Only the text of the records, copied exactly, is wanted; no pictures.

(Input records Opens)

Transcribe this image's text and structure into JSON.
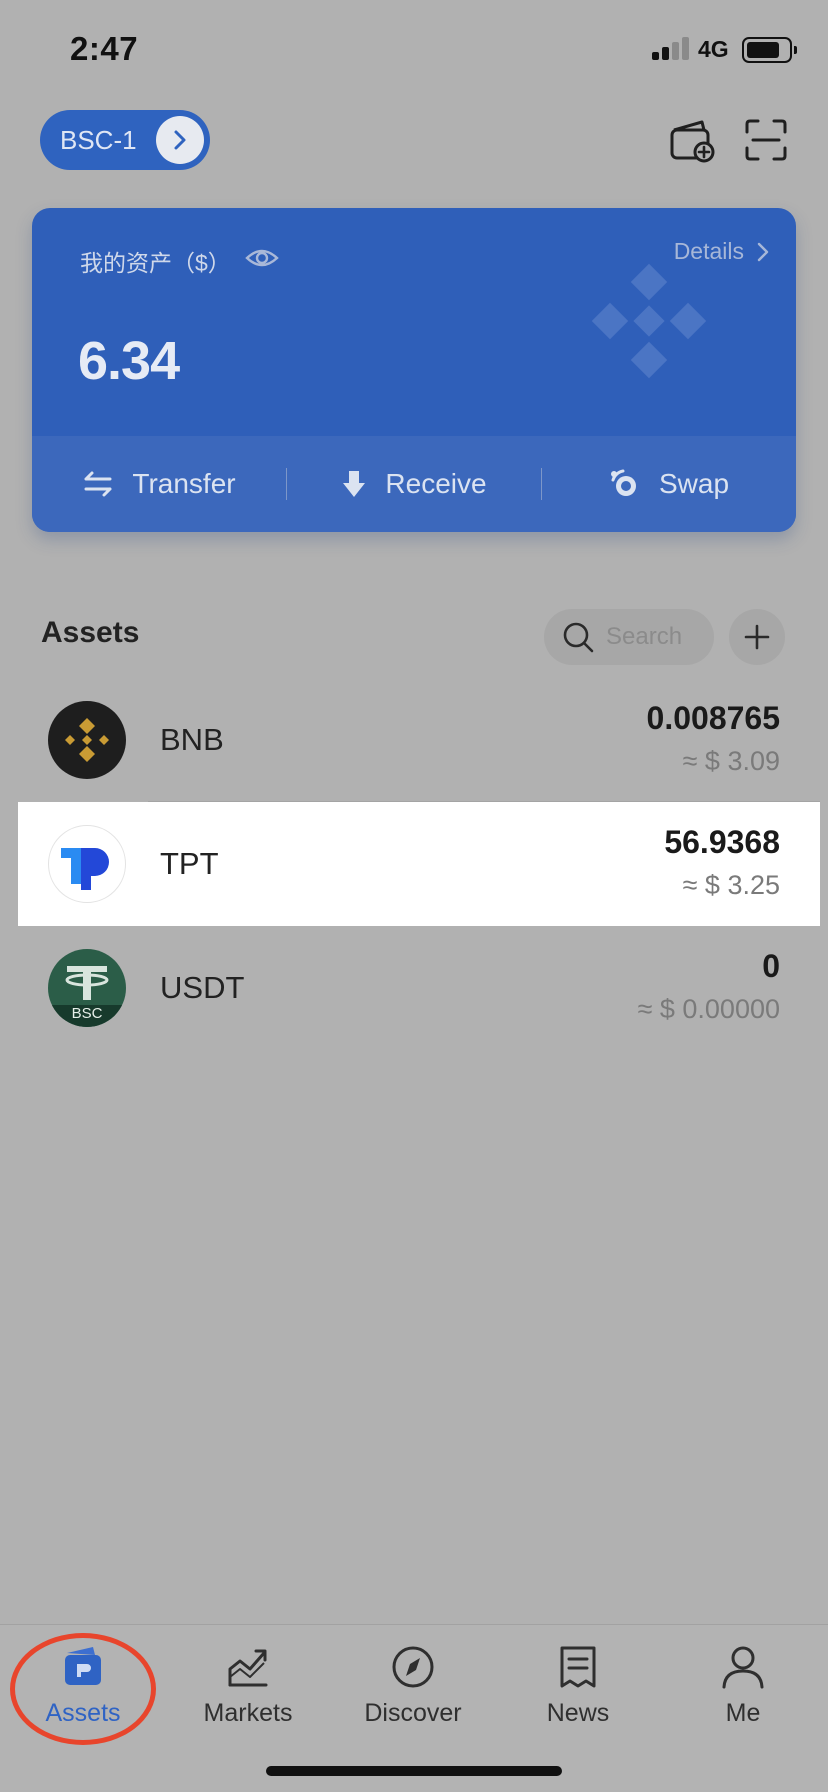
{
  "status_bar": {
    "time": "2:47",
    "network": "4G"
  },
  "header": {
    "wallet_name": "BSC-1"
  },
  "asset_card": {
    "label": "我的资产（$）",
    "details_label": "Details",
    "total": "6.34",
    "actions": [
      {
        "label": "Transfer",
        "icon": "transfer-arrows-icon"
      },
      {
        "label": "Receive",
        "icon": "download-arrow-icon"
      },
      {
        "label": "Swap",
        "icon": "swap-icon"
      }
    ]
  },
  "assets": {
    "title": "Assets",
    "search_placeholder": "Search",
    "tokens": [
      {
        "symbol": "BNB",
        "balance": "0.008765",
        "fiat": "≈ $ 3.09",
        "icon": "bnb-logo-icon",
        "highlighted": false
      },
      {
        "symbol": "TPT",
        "balance": "56.9368",
        "fiat": "≈ $ 3.25",
        "icon": "tpt-logo-icon",
        "highlighted": true
      },
      {
        "symbol": "USDT",
        "balance": "0",
        "fiat": "≈ $ 0.00000",
        "icon": "usdt-logo-icon",
        "badge": "BSC",
        "highlighted": false
      }
    ]
  },
  "bottom_nav": {
    "active": "Assets",
    "items": [
      {
        "label": "Assets",
        "icon": "wallet-icon"
      },
      {
        "label": "Markets",
        "icon": "chart-icon"
      },
      {
        "label": "Discover",
        "icon": "compass-icon"
      },
      {
        "label": "News",
        "icon": "news-icon"
      },
      {
        "label": "Me",
        "icon": "user-icon"
      }
    ]
  },
  "colors": {
    "accent": "#2f63c4",
    "card": "#2f5fb9",
    "overlay_bg": "#b1b1b1",
    "active_ring": "#e8452c",
    "bnb_gold": "#c99b34"
  }
}
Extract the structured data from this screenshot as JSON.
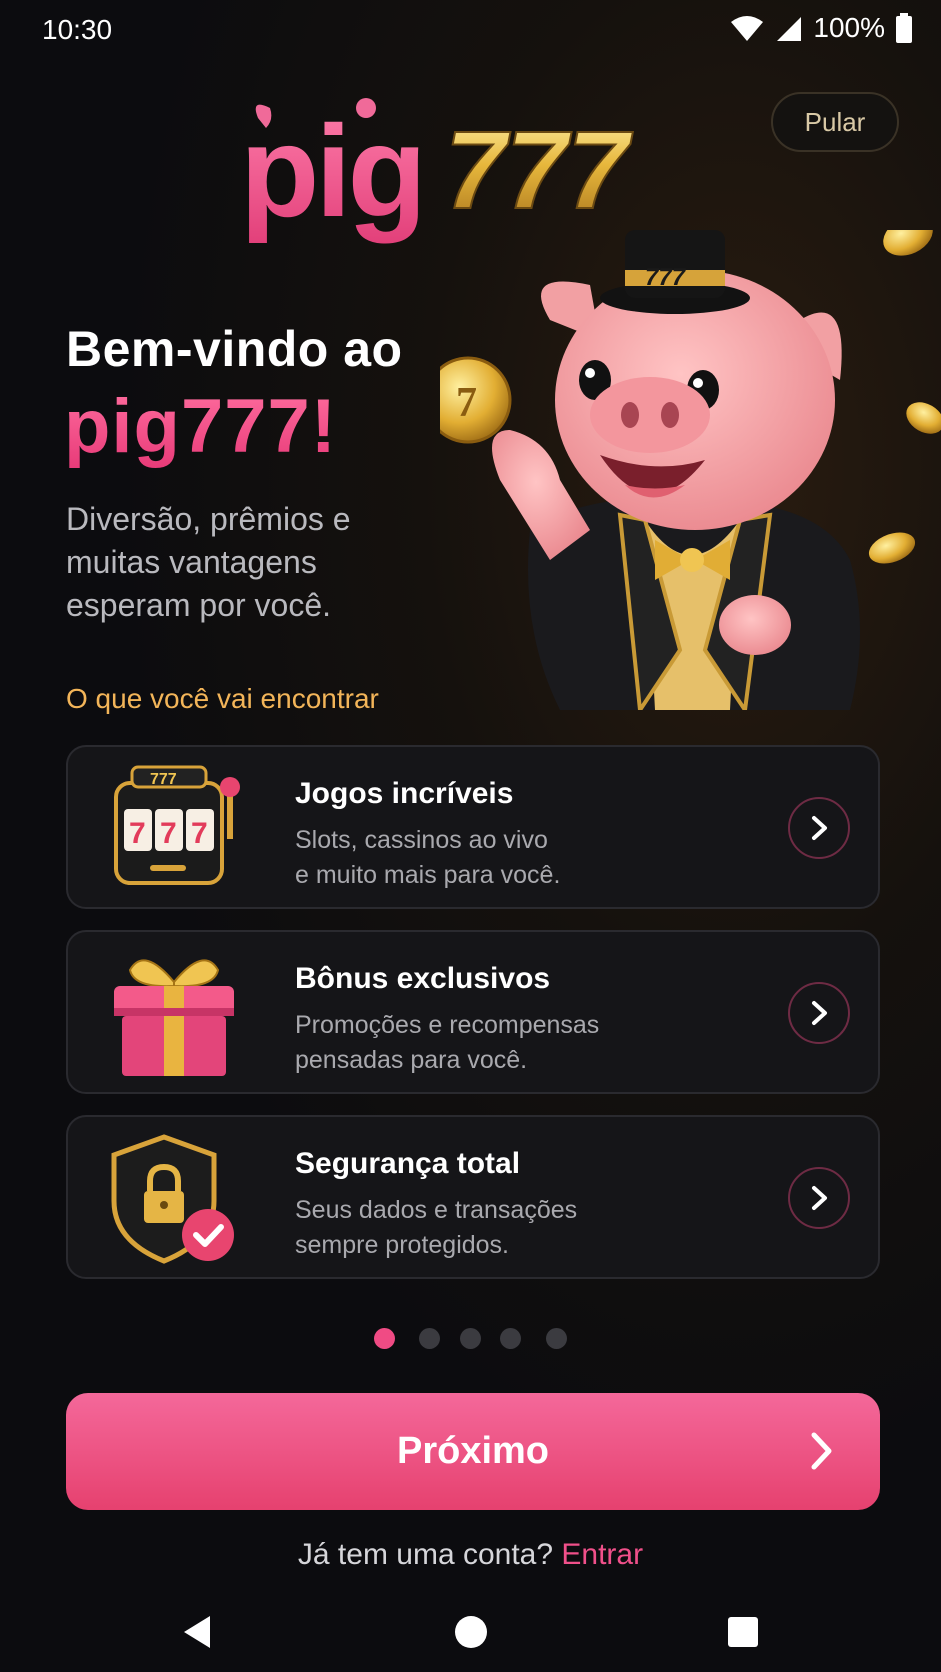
{
  "status_bar": {
    "time": "10:30",
    "battery": "100%"
  },
  "header": {
    "logo_text": "pig777",
    "skip_label": "Pular"
  },
  "hero": {
    "welcome": "Bem-vindo ao",
    "brand": "pig777!",
    "subtitle": "Diversão, prêmios e muitas vantagens esperam por você."
  },
  "features": {
    "section_title": "O que você vai encontrar",
    "items": [
      {
        "icon": "slot-machine-icon",
        "title": "Jogos incríveis",
        "line1": "Slots, cassinos ao vivo",
        "line2": "e muito mais para você."
      },
      {
        "icon": "gift-icon",
        "title": "Bônus exclusivos",
        "line1": "Promoções e recompensas",
        "line2": "pensadas para você."
      },
      {
        "icon": "shield-lock-icon",
        "title": "Segurança total",
        "line1": "Seus dados e transações",
        "line2": "sempre protegidos."
      }
    ]
  },
  "pagination": {
    "total": 5,
    "active": 1
  },
  "cta": {
    "next_label": "Próximo"
  },
  "login": {
    "prompt": "Já tem uma conta?",
    "link": "Entrar"
  },
  "colors": {
    "accent": "#f04b84",
    "gold": "#f3b559",
    "background": "#0c0c0f"
  }
}
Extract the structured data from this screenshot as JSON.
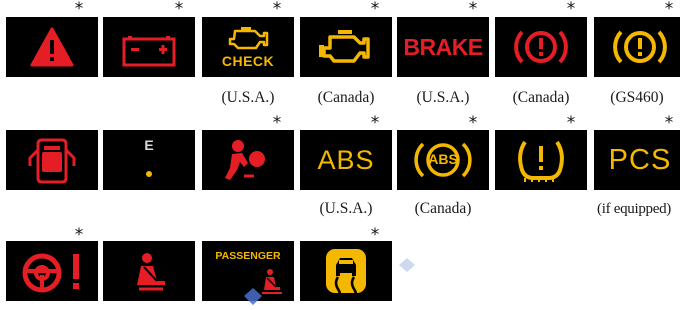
{
  "colors": {
    "red": "#e51e25",
    "amber": "#f5b800",
    "background": "#000000"
  },
  "row1": {
    "check_text": "CHECK",
    "brake_text": "BRAKE",
    "captions": {
      "check": "(U.S.A.)",
      "engine": "(Canada)",
      "brake": "(U.S.A.)",
      "brake_circle": "(Canada)",
      "brake_gs460": "(GS460)"
    }
  },
  "row2": {
    "e_text": "E",
    "abs_text": "ABS",
    "abs_circle_text": "ABS",
    "pcs_text": "PCS",
    "captions": {
      "abs": "(U.S.A.)",
      "abs_circle": "(Canada)",
      "pcs": "(if equipped)"
    }
  },
  "row3": {
    "passenger_text": "PASSENGER"
  },
  "star_symbol": "*",
  "icons": [
    "brake-warning-triangle-icon",
    "battery-icon",
    "check-engine-icon",
    "engine-icon",
    "brake-text-icon",
    "brake-circle-red-icon",
    "brake-circle-amber-icon",
    "open-door-icon",
    "fuel-low-icon",
    "srs-airbag-icon",
    "abs-text-icon",
    "abs-circle-icon",
    "tire-pressure-icon",
    "pcs-icon",
    "steering-warning-icon",
    "seatbelt-icon",
    "passenger-seatbelt-icon",
    "slip-indicator-icon"
  ]
}
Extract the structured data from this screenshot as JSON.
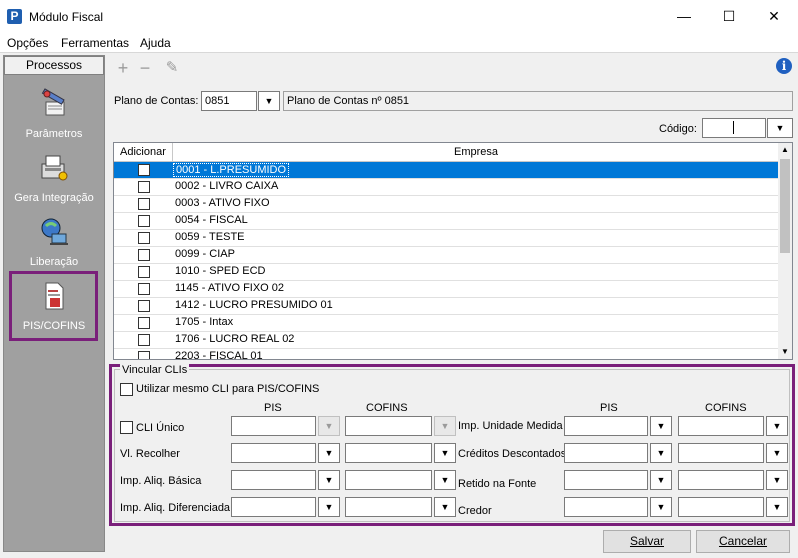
{
  "window": {
    "title": "Módulo Fiscal",
    "app_icon": "P",
    "minimize": "—",
    "maximize": "☐",
    "close": "✕"
  },
  "menu": [
    "Opções",
    "Ferramentas",
    "Ajuda"
  ],
  "sidebar": {
    "header": "Processos",
    "items": [
      {
        "label": "Parâmetros",
        "icon": "parameters-icon"
      },
      {
        "label": "Gera Integração",
        "icon": "integration-icon"
      },
      {
        "label": "Liberação",
        "icon": "release-icon"
      },
      {
        "label": "PIS/COFINS",
        "icon": "pis-cofins-icon"
      }
    ]
  },
  "toolbar": {
    "add": "+",
    "remove": "−",
    "edit": "✎",
    "info": "i"
  },
  "plano": {
    "label": "Plano de Contas:",
    "value": "0851",
    "description": "Plano de Contas nº 0851"
  },
  "codigo": {
    "label": "Código:",
    "value": ""
  },
  "grid": {
    "headers": {
      "add": "Adicionar",
      "company": "Empresa"
    },
    "rows": [
      "0001 - L.PRESUMIDO",
      "0002 - LIVRO CAIXA",
      "0003 - ATIVO FIXO",
      "0054 - FISCAL",
      "0059 - TESTE",
      "0099 - CIAP",
      "1010 - SPED ECD",
      "1145 - ATIVO FIXO 02",
      "1412 - LUCRO PRESUMIDO 01",
      "1705 - Intax",
      "1706 - LUCRO REAL 02",
      "2203 - FISCAL 01"
    ],
    "selected_index": 0
  },
  "vincular": {
    "title": "Vincular CLIs",
    "same_cli_label": "Utilizar mesmo CLI para PIS/COFINS",
    "col_pis": "PIS",
    "col_cofins": "COFINS",
    "left_rows": [
      "CLI Único",
      "Vl. Recolher",
      "Imp. Aliq. Básica",
      "Imp. Aliq. Diferenciada"
    ],
    "right_rows": [
      "Imp. Unidade Medida",
      "Créditos Descontados",
      "Retido na Fonte",
      "Credor"
    ]
  },
  "buttons": {
    "save": "Salvar",
    "cancel": "Cancelar"
  }
}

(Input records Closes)

▶ [Response]
Transcribe this image's text and structure into JSON.
{
  "status_bar": {
    "time": "2:47",
    "network": "4G"
  },
  "header": {
    "wallet_name": "BSC-1"
  },
  "asset_card": {
    "label": "我的资产（$）",
    "details_label": "Details",
    "total": "6.34",
    "actions": [
      {
        "label": "Transfer",
        "icon": "transfer-arrows-icon"
      },
      {
        "label": "Receive",
        "icon": "download-arrow-icon"
      },
      {
        "label": "Swap",
        "icon": "swap-icon"
      }
    ]
  },
  "assets": {
    "title": "Assets",
    "search_placeholder": "Search",
    "tokens": [
      {
        "symbol": "BNB",
        "balance": "0.008765",
        "fiat": "≈ $ 3.09",
        "icon": "bnb-logo-icon",
        "highlighted": false
      },
      {
        "symbol": "TPT",
        "balance": "56.9368",
        "fiat": "≈ $ 3.25",
        "icon": "tpt-logo-icon",
        "highlighted": true
      },
      {
        "symbol": "USDT",
        "balance": "0",
        "fiat": "≈ $ 0.00000",
        "icon": "usdt-logo-icon",
        "badge": "BSC",
        "highlighted": false
      }
    ]
  },
  "bottom_nav": {
    "active": "Assets",
    "items": [
      {
        "label": "Assets",
        "icon": "wallet-icon"
      },
      {
        "label": "Markets",
        "icon": "chart-icon"
      },
      {
        "label": "Discover",
        "icon": "compass-icon"
      },
      {
        "label": "News",
        "icon": "news-icon"
      },
      {
        "label": "Me",
        "icon": "user-icon"
      }
    ]
  },
  "colors": {
    "accent": "#2f63c4",
    "card": "#2f5fb9",
    "overlay_bg": "#b1b1b1",
    "active_ring": "#e8452c",
    "bnb_gold": "#c99b34"
  }
}
Extract the structured data from this screenshot as JSON.
{
  "status_bar": {
    "time": "10:30",
    "battery": "100%"
  },
  "header": {
    "logo_text": "pig777",
    "skip_label": "Pular"
  },
  "hero": {
    "welcome": "Bem-vindo ao",
    "brand": "pig777!",
    "subtitle": "Diversão, prêmios e muitas vantagens esperam por você."
  },
  "features": {
    "section_title": "O que você vai encontrar",
    "items": [
      {
        "icon": "slot-machine-icon",
        "title": "Jogos incríveis",
        "line1": "Slots, cassinos ao vivo",
        "line2": "e muito mais para você."
      },
      {
        "icon": "gift-icon",
        "title": "Bônus exclusivos",
        "line1": "Promoções e recompensas",
        "line2": "pensadas para você."
      },
      {
        "icon": "shield-lock-icon",
        "title": "Segurança total",
        "line1": "Seus dados e transações",
        "line2": "sempre protegidos."
      }
    ]
  },
  "pagination": {
    "total": 5,
    "active": 1
  },
  "cta": {
    "next_label": "Próximo"
  },
  "login": {
    "prompt": "Já tem uma conta?",
    "link": "Entrar"
  },
  "colors": {
    "accent": "#f04b84",
    "gold": "#f3b559",
    "background": "#0c0c0f"
  }
}
Extract the structured data from this screenshot as JSON.
{
  "colors": {
    "red": "#e51e25",
    "amber": "#f5b800",
    "background": "#000000"
  },
  "row1": {
    "check_text": "CHECK",
    "brake_text": "BRAKE",
    "captions": {
      "check": "(U.S.A.)",
      "engine": "(Canada)",
      "brake": "(U.S.A.)",
      "brake_circle": "(Canada)",
      "brake_gs460": "(GS460)"
    }
  },
  "row2": {
    "e_text": "E",
    "abs_text": "ABS",
    "abs_circle_text": "ABS",
    "pcs_text": "PCS",
    "captions": {
      "abs": "(U.S.A.)",
      "abs_circle": "(Canada)",
      "pcs": "(if equipped)"
    }
  },
  "row3": {
    "passenger_text": "PASSENGER"
  },
  "star_symbol": "*",
  "icons": [
    "brake-warning-triangle-icon",
    "battery-icon",
    "check-engine-icon",
    "engine-icon",
    "brake-text-icon",
    "brake-circle-red-icon",
    "brake-circle-amber-icon",
    "open-door-icon",
    "fuel-low-icon",
    "srs-airbag-icon",
    "abs-text-icon",
    "abs-circle-icon",
    "tire-pressure-icon",
    "pcs-icon",
    "steering-warning-icon",
    "seatbelt-icon",
    "passenger-seatbelt-icon",
    "slip-indicator-icon"
  ]
}
Extract the structured data from this screenshot as JSON.
{
  "window": {
    "title": "Módulo Fiscal",
    "app_icon": "P",
    "minimize": "—",
    "maximize": "☐",
    "close": "✕"
  },
  "menu": [
    "Opções",
    "Ferramentas",
    "Ajuda"
  ],
  "sidebar": {
    "header": "Processos",
    "items": [
      {
        "label": "Parâmetros",
        "icon": "parameters-icon"
      },
      {
        "label": "Gera Integração",
        "icon": "integration-icon"
      },
      {
        "label": "Liberação",
        "icon": "release-icon"
      },
      {
        "label": "PIS/COFINS",
        "icon": "pis-cofins-icon"
      }
    ]
  },
  "toolbar": {
    "add": "+",
    "remove": "−",
    "edit": "✎",
    "info": "i"
  },
  "plano": {
    "label": "Plano de Contas:",
    "value": "0851",
    "description": "Plano de Contas nº 0851"
  },
  "codigo": {
    "label": "Código:",
    "value": ""
  },
  "grid": {
    "headers": {
      "add": "Adicionar",
      "company": "Empresa"
    },
    "rows": [
      "0001 - L.PRESUMIDO",
      "0002 - LIVRO CAIXA",
      "0003 - ATIVO FIXO",
      "0054 - FISCAL",
      "0059 - TESTE",
      "0099 - CIAP",
      "1010 - SPED ECD",
      "1145 - ATIVO FIXO 02",
      "1412 - LUCRO PRESUMIDO 01",
      "1705 - Intax",
      "1706 - LUCRO REAL 02",
      "2203 - FISCAL 01"
    ],
    "selected_index": 0
  },
  "vincular": {
    "title": "Vincular CLIs",
    "same_cli_label": "Utilizar mesmo CLI para PIS/COFINS",
    "col_pis": "PIS",
    "col_cofins": "COFINS",
    "left_rows": [
      "CLI Único",
      "Vl. Recolher",
      "Imp. Aliq. Básica",
      "Imp. Aliq. Diferenciada"
    ],
    "right_rows": [
      "Imp. Unidade Medida",
      "Créditos Descontados",
      "Retido na Fonte",
      "Credor"
    ]
  },
  "buttons": {
    "save": "Salvar",
    "cancel": "Cancelar"
  }
}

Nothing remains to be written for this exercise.